Excerpts from a dataset:
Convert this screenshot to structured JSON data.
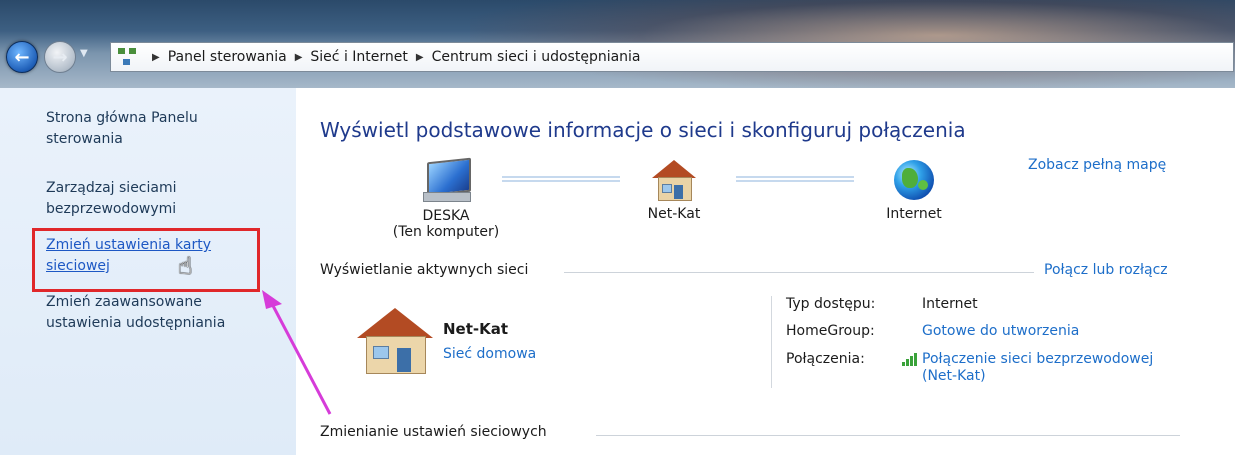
{
  "breadcrumb": [
    "Panel sterowania",
    "Sieć i Internet",
    "Centrum sieci i udostępniania"
  ],
  "left_pane": {
    "items": [
      {
        "label": "Strona główna Panelu sterowania"
      },
      {
        "label": "Zarządzaj sieciami bezprzewodowymi"
      },
      {
        "label": "Zmień ustawienia karty sieciowej"
      },
      {
        "label": "Zmień zaawansowane ustawienia udostępniania"
      }
    ]
  },
  "main": {
    "title": "Wyświetl podstawowe informacje o sieci i skonfiguruj połączenia",
    "full_map_link": "Zobacz pełną mapę",
    "nodes": {
      "computer": {
        "name": "DESKA",
        "subtitle": "(Ten komputer)"
      },
      "network": {
        "name": "Net-Kat"
      },
      "internet": {
        "name": "Internet"
      }
    },
    "active_networks_header": "Wyświetlanie aktywnych sieci",
    "connect_link": "Połącz lub rozłącz",
    "network": {
      "name": "Net-Kat",
      "type": "Sieć domowa"
    },
    "properties": {
      "access_type_label": "Typ dostępu:",
      "access_type_value": "Internet",
      "homegroup_label": "HomeGroup:",
      "homegroup_value": "Gotowe do utworzenia",
      "connections_label": "Połączenia:",
      "connections_value_line1": "Połączenie sieci bezprzewodowej",
      "connections_value_line2": "(Net-Kat)"
    },
    "change_settings_header": "Zmienianie ustawień sieciowych"
  },
  "colors": {
    "link": "#1d6ec9",
    "title": "#1f3a8c",
    "highlight": "#e0272a",
    "annotation_arrow": "#d63cd9"
  }
}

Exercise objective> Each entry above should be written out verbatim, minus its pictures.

Response to this task>
Convert this screenshot to structured JSON data.
{
  "breadcrumb": [
    "Panel sterowania",
    "Sieć i Internet",
    "Centrum sieci i udostępniania"
  ],
  "left_pane": {
    "items": [
      {
        "label": "Strona główna Panelu sterowania"
      },
      {
        "label": "Zarządzaj sieciami bezprzewodowymi"
      },
      {
        "label": "Zmień ustawienia karty sieciowej"
      },
      {
        "label": "Zmień zaawansowane ustawienia udostępniania"
      }
    ]
  },
  "main": {
    "title": "Wyświetl podstawowe informacje o sieci i skonfiguruj połączenia",
    "full_map_link": "Zobacz pełną mapę",
    "nodes": {
      "computer": {
        "name": "DESKA",
        "subtitle": "(Ten komputer)"
      },
      "network": {
        "name": "Net-Kat"
      },
      "internet": {
        "name": "Internet"
      }
    },
    "active_networks_header": "Wyświetlanie aktywnych sieci",
    "connect_link": "Połącz lub rozłącz",
    "network": {
      "name": "Net-Kat",
      "type": "Sieć domowa"
    },
    "properties": {
      "access_type_label": "Typ dostępu:",
      "access_type_value": "Internet",
      "homegroup_label": "HomeGroup:",
      "homegroup_value": "Gotowe do utworzenia",
      "connections_label": "Połączenia:",
      "connections_value_line1": "Połączenie sieci bezprzewodowej",
      "connections_value_line2": "(Net-Kat)"
    },
    "change_settings_header": "Zmienianie ustawień sieciowych"
  },
  "colors": {
    "link": "#1d6ec9",
    "title": "#1f3a8c",
    "highlight": "#e0272a",
    "annotation_arrow": "#d63cd9"
  }
}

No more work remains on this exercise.